The daylight has come, murky and gray on what promises to be a wet day. My coffee is settling uneasily in my stomach as I contemplate the week to come. The entire eastern half of North America is coming off a week of warmer than normal weather. We know it can't last.
Here in Georgia it was in the 70's for most of the week. I worked outside in a T-shirt and enjoyed it. I've anticipated this weather since they announced El Nino was here. Last time we had El Nino it was 60 in January, and I fished for steelhead on the Jordan river in a sweatshirt.
El Nino always makes for great steelhead weather. The milder winter means you can fish somewhat comfortably, and the water temps are such that the fish stay active and engaged and even fight fairly hard. I see some guys in Michigan are still doing well on streamers. Here in Georgia there's no closed season for trout now, so I'm still hoping to get out for brook trout soon.
|el nino steelhead|
My girlfriend and I went up and paddled Lake Jocassee in South Carolina on Saturday. It has to be one of the most beautiful lakes in the world, a big, clear, deep lake that backs up into the mounains, with cliffs and waterfalls that drop straight into the waters. We were in a kayak so we didn't get far, but those valleys across the lake sure call to me.
There are four decent trout streams that dump into the top of the lake, most flowing out of North Carolina. Those rivers are some of the most remote in the eastern US, with very few trails or other means to access them. Because of this they are said to have some big trout. I'm not dishing anyone's secret here- you could tell the whole world, and they still would have to get there. The one stream drops nearly 2,000 feet in four miles through a roadless area.
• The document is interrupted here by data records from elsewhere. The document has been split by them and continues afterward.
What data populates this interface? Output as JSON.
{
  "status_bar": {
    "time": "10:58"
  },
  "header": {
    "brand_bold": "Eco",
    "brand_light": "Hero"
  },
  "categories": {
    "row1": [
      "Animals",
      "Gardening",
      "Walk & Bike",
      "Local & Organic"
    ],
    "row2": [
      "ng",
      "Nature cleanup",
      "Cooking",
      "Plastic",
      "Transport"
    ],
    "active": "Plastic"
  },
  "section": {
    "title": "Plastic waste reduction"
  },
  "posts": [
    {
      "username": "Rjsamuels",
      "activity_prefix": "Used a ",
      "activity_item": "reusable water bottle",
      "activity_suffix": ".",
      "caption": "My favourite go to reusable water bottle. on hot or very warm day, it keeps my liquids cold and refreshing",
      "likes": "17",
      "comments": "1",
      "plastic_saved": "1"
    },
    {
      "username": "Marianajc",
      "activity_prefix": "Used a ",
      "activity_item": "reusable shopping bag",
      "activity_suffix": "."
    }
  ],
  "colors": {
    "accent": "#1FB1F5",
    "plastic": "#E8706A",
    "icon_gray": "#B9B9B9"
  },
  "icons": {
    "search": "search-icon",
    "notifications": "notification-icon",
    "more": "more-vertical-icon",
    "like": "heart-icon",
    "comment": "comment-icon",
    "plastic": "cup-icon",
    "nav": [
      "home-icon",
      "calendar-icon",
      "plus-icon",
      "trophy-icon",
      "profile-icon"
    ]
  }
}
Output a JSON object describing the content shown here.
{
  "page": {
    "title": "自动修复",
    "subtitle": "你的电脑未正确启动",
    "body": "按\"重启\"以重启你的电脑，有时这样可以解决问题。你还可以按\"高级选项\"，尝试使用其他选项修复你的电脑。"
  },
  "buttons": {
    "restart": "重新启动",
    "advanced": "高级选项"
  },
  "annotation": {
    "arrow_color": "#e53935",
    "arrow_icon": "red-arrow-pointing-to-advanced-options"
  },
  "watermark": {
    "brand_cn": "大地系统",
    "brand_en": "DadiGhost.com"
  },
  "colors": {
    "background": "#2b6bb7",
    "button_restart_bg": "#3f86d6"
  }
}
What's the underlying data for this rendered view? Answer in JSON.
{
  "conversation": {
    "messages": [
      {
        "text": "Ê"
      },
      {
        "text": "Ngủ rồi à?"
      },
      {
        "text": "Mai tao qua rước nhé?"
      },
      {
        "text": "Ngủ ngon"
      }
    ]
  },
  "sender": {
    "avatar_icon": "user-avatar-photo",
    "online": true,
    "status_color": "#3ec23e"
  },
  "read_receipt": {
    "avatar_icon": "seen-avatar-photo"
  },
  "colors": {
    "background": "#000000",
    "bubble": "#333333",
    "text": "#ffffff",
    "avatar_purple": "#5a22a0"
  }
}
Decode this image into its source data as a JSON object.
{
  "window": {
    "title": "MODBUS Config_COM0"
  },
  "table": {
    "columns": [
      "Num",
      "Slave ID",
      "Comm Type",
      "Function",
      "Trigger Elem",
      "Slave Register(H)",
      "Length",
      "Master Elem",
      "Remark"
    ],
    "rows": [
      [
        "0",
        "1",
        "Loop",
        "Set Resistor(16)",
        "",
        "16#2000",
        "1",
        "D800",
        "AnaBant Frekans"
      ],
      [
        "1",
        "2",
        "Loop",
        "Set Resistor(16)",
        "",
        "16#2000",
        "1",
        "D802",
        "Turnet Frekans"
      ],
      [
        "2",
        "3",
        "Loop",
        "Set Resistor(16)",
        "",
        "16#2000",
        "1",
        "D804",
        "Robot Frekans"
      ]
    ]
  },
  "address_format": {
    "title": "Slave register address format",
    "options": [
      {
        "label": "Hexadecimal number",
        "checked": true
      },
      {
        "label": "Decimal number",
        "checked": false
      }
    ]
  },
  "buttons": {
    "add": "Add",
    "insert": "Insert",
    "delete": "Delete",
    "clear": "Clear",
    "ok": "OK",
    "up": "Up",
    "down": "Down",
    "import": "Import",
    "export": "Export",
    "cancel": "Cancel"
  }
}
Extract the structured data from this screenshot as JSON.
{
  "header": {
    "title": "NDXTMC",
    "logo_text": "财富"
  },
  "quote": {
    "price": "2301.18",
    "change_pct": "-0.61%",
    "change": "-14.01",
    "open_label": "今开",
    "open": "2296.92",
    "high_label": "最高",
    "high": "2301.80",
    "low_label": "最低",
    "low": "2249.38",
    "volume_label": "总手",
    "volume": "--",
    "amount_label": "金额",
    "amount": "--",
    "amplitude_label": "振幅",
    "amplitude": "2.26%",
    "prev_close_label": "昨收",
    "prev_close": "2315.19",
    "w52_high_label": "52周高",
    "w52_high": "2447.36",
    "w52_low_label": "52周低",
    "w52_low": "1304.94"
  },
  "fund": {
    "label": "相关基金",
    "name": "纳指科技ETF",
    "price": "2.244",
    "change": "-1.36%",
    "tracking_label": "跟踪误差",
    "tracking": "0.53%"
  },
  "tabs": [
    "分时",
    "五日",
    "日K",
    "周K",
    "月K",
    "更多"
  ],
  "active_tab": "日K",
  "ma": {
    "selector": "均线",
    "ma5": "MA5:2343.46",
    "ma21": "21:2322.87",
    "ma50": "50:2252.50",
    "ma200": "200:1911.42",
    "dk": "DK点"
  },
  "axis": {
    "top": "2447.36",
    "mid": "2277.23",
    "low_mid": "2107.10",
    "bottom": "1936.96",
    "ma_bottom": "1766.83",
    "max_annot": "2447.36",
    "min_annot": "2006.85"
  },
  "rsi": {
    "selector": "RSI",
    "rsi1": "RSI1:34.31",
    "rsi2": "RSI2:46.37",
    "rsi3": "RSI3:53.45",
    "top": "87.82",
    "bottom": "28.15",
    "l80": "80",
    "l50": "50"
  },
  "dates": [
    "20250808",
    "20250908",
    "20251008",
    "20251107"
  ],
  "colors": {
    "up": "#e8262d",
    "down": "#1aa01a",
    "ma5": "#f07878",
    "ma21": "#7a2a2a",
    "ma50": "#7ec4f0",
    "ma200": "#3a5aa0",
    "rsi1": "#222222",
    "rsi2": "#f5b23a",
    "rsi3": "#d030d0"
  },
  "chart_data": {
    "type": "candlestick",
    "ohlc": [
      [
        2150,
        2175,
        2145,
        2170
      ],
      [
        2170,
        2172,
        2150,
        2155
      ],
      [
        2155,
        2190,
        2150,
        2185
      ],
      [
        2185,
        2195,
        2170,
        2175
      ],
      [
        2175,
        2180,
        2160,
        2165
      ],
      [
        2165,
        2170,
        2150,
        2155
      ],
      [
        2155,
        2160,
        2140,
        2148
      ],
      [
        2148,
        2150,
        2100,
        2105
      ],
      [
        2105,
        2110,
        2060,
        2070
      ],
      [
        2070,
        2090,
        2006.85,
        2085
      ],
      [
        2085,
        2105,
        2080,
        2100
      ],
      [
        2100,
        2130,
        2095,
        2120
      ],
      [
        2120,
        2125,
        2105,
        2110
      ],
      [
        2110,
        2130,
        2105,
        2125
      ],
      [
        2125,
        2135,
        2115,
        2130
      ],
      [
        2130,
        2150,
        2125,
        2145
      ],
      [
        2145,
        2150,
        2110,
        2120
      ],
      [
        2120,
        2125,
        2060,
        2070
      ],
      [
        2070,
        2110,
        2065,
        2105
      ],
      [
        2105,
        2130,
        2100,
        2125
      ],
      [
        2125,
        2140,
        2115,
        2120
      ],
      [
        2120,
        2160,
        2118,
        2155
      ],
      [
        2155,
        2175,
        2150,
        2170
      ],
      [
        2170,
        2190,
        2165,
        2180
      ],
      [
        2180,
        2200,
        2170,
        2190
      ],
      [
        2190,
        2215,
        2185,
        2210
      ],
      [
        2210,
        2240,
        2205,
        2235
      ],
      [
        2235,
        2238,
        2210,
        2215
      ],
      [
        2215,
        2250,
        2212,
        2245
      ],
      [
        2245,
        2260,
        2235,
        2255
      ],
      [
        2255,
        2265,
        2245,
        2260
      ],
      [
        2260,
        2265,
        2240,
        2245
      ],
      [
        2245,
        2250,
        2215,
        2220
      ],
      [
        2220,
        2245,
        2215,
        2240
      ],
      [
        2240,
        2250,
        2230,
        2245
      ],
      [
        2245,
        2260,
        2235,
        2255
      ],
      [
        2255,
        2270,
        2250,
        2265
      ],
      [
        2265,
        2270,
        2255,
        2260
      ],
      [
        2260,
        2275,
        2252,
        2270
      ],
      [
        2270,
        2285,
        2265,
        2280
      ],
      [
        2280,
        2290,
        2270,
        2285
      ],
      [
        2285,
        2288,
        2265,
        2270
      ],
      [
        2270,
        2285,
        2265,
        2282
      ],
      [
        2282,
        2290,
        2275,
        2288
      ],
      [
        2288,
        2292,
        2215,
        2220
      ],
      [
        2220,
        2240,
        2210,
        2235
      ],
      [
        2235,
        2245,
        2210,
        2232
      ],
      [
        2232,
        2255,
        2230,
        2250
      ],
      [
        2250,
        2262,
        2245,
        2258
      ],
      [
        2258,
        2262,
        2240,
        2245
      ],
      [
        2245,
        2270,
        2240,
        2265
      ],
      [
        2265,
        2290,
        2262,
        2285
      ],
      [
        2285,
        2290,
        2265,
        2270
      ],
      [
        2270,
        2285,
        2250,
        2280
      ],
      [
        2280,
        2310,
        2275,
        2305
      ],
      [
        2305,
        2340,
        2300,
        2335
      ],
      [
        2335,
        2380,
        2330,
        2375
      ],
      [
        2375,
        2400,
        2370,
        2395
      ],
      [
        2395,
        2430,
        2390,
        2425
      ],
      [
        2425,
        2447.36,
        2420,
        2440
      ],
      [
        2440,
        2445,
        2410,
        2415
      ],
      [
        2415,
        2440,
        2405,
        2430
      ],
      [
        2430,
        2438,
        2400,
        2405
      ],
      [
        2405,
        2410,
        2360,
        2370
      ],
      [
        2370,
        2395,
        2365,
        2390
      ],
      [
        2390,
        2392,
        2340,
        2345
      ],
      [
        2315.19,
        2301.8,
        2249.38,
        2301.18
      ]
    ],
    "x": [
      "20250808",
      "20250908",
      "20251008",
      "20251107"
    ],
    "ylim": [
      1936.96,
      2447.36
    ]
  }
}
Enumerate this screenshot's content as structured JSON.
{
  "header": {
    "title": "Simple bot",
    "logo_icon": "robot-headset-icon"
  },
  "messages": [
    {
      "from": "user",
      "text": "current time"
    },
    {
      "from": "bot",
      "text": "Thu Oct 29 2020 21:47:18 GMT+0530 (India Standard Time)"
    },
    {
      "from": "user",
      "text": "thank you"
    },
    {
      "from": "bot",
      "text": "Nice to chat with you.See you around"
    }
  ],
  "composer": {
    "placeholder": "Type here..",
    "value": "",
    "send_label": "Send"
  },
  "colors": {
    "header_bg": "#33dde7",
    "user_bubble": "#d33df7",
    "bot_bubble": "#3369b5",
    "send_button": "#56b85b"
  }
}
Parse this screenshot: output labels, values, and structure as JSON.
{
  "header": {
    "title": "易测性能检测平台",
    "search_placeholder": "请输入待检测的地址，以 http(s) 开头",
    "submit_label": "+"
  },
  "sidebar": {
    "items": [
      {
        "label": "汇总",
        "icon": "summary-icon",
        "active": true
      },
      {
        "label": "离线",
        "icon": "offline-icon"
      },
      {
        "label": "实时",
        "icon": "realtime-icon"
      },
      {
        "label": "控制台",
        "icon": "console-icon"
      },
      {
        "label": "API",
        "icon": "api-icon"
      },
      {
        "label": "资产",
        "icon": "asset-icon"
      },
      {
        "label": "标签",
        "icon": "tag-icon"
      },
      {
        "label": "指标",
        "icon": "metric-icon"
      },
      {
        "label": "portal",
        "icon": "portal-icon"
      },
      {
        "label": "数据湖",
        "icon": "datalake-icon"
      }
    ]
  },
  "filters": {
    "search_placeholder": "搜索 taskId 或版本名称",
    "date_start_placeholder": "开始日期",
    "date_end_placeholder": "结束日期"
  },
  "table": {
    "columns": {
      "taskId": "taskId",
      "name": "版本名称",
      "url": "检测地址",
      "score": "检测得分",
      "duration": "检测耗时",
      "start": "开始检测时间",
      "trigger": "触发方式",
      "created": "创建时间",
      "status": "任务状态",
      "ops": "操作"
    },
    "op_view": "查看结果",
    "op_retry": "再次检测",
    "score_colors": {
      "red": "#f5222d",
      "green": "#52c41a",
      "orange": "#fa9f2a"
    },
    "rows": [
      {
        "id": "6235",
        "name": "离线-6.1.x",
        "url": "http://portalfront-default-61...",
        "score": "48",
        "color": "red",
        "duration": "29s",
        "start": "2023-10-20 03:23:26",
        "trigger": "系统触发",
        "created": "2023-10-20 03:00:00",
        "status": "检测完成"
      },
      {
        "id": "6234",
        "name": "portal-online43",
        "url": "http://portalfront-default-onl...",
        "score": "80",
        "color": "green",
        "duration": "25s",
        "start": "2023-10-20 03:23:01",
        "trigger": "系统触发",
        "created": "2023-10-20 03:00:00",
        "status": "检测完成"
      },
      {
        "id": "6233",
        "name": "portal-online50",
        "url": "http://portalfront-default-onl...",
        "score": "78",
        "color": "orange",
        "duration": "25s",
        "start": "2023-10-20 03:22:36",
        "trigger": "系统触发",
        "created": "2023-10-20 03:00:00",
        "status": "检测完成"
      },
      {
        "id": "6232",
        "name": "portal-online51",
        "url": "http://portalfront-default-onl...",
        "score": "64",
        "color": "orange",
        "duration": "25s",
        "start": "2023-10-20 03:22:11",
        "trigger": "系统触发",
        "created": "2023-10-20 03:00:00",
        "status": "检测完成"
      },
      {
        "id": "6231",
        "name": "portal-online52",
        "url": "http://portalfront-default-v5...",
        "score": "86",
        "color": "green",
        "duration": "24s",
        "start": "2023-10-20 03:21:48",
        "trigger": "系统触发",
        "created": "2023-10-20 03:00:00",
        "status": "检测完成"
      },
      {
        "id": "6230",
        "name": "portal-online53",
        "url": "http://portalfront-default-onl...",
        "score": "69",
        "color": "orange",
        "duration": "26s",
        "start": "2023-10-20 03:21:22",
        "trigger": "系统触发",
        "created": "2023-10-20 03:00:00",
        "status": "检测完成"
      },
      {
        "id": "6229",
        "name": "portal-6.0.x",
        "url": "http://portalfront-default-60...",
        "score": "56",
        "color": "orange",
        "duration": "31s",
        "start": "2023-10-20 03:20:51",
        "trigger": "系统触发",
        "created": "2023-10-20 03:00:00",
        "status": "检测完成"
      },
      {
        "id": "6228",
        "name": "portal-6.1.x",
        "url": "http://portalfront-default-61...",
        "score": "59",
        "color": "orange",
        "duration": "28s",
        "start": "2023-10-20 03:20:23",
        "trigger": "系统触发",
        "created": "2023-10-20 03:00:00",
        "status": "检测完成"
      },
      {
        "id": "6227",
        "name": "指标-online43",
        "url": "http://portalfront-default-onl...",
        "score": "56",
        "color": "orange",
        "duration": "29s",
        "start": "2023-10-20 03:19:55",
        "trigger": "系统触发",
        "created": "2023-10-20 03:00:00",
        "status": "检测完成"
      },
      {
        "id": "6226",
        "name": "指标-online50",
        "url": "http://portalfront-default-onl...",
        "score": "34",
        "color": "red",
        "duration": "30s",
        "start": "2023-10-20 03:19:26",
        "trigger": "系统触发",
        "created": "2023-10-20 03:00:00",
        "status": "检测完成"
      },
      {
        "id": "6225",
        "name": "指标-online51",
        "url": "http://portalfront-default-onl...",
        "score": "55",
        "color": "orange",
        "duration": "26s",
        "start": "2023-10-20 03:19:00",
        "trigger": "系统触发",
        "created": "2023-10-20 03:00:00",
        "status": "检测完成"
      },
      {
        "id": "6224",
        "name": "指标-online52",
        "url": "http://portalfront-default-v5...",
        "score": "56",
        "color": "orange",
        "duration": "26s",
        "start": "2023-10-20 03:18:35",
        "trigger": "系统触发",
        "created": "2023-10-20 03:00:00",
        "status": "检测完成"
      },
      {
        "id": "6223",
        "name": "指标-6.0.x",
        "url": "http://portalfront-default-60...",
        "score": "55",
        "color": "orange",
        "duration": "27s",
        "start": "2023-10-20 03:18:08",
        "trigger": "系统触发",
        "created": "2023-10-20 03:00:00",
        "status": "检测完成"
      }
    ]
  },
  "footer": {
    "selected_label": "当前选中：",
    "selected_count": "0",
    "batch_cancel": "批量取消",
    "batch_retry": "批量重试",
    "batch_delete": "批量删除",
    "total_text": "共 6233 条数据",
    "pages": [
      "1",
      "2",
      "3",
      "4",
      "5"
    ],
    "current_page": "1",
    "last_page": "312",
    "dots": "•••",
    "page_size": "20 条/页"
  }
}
Lake Jocassee itself is known for its big brown and rainbow trout, though all the local guides advertise trolling with downriggers for success. In three hours of paddling we didn't see a single rise. We did see a lot of loons, so it was nice to know where they go for the winter. I can think of worse places.
On our way home we stopped and bought boiled peanuts at every stand we could find. Boiled peanuts sounded disgusting to me when I moved here, but are one of the singular delights of the South, as savory and satisfying a snack as you will ever find. The Cajun style sets particularly well with me. We stopped at a produce stand run by an old gentleman at Pickett's Post. Two older men sipped beer out front while the owner scooped steaming peanuts into a cup. A sign on the wall said "No Cussing". Later, in a detour around a Christmas parade my map app routed me down Critter Rd. and I knew then how deep in the South I was.
Well my coffee is gone and it's time to go to work. Let's get after it.